For tourists, smartphones and other smart devices provide the interface to smart tourism efforts. However, having to download and sign up for several apps can prove to be a significant burden, as even the simplest of apps tend to have somewhat of a learning curve. For smart tourism to thrive on its own, some sort of centralization might be necessary. Privacy issues will need to be addressed as well, as it’s unclear how data should be captured and regulated. Residents of a city are more likely to engage in conversation about how their personal data is handled. Tourist, on the other hand, may be less likely to lodge complaints, leaving them more vulnerable to data breaches and other problems. Budgetary issues will have a role to play for city planners. While every city that depends on tourism will want to consider smart tourism efforts, they may have to decide how much they’re willing to invest at the cost of other potential investments. Cities dependent on tourism may decide a heavy investment is needed, but the concept of smart tourism is still relatively new. How can cities ensure their investments will pay off?
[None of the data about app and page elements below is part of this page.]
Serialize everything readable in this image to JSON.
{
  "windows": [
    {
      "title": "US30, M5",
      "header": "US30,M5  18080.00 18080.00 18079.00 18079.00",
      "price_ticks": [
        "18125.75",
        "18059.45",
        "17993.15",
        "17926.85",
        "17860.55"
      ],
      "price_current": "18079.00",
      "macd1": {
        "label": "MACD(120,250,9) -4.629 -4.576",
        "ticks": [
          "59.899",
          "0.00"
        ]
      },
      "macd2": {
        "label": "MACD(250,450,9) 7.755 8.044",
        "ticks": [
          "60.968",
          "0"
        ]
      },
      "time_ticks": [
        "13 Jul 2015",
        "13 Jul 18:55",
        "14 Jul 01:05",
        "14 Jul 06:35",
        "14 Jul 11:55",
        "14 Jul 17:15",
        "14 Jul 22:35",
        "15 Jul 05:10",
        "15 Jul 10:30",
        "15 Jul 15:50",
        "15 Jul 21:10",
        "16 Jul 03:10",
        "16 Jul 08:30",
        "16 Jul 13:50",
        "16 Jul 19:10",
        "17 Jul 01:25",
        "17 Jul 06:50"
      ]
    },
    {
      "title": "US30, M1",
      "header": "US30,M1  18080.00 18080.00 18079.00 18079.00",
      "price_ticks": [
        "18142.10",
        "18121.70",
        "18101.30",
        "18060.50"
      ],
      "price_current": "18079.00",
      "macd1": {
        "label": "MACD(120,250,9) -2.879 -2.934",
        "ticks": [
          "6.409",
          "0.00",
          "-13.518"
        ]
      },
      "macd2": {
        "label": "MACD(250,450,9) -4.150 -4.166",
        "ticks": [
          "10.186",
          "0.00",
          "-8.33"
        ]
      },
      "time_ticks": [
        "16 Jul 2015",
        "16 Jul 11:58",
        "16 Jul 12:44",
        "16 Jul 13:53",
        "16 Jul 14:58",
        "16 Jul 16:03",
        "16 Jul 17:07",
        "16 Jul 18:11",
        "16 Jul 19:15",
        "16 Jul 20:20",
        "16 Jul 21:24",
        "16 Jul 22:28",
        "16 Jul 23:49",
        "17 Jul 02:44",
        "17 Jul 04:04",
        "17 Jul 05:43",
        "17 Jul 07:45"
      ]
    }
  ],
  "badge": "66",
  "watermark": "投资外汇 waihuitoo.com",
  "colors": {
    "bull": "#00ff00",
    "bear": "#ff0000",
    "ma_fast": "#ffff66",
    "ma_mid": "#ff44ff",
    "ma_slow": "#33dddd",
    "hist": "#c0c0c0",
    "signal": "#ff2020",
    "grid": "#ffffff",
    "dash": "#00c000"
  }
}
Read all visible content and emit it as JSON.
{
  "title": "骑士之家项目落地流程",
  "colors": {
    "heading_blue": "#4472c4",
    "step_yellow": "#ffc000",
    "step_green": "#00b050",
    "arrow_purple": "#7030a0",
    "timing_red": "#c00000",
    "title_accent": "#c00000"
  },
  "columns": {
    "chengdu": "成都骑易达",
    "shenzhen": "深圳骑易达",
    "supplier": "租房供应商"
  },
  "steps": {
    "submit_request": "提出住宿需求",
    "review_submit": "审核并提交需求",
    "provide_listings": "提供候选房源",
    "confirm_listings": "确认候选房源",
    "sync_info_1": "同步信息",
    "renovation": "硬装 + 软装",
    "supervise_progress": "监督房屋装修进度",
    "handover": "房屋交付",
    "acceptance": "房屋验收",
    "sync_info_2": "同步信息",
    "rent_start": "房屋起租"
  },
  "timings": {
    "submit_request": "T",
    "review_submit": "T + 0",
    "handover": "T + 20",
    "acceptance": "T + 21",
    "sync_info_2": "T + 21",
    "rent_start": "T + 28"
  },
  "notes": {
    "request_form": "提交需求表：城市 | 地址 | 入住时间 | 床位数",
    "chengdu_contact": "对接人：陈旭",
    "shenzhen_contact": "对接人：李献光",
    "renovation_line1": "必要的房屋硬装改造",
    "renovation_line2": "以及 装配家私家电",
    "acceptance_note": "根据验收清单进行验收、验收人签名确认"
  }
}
The world we live in is constantly becoming smarter, and we often fail to recognize how much our lives have changed just over the past few years thanks to smart technology. Along with this change comes an evolution in expectations: We expect, for example, that public transportation systems will be easy to use, and cities need to ensure they’re doing what they can to gather important data to best serve residents and visitors alike. Although focusing on smart city initiatives is helpful for tourists, it’s also important for planners to consider the impact on tourists and the tourism industry as a whole. Visitors to cities provide invaluable tax revenue and can make a city feel more vibrant. Ensuring visitors can take advantage of what smart technology has to offer will prove critical in the coming decades.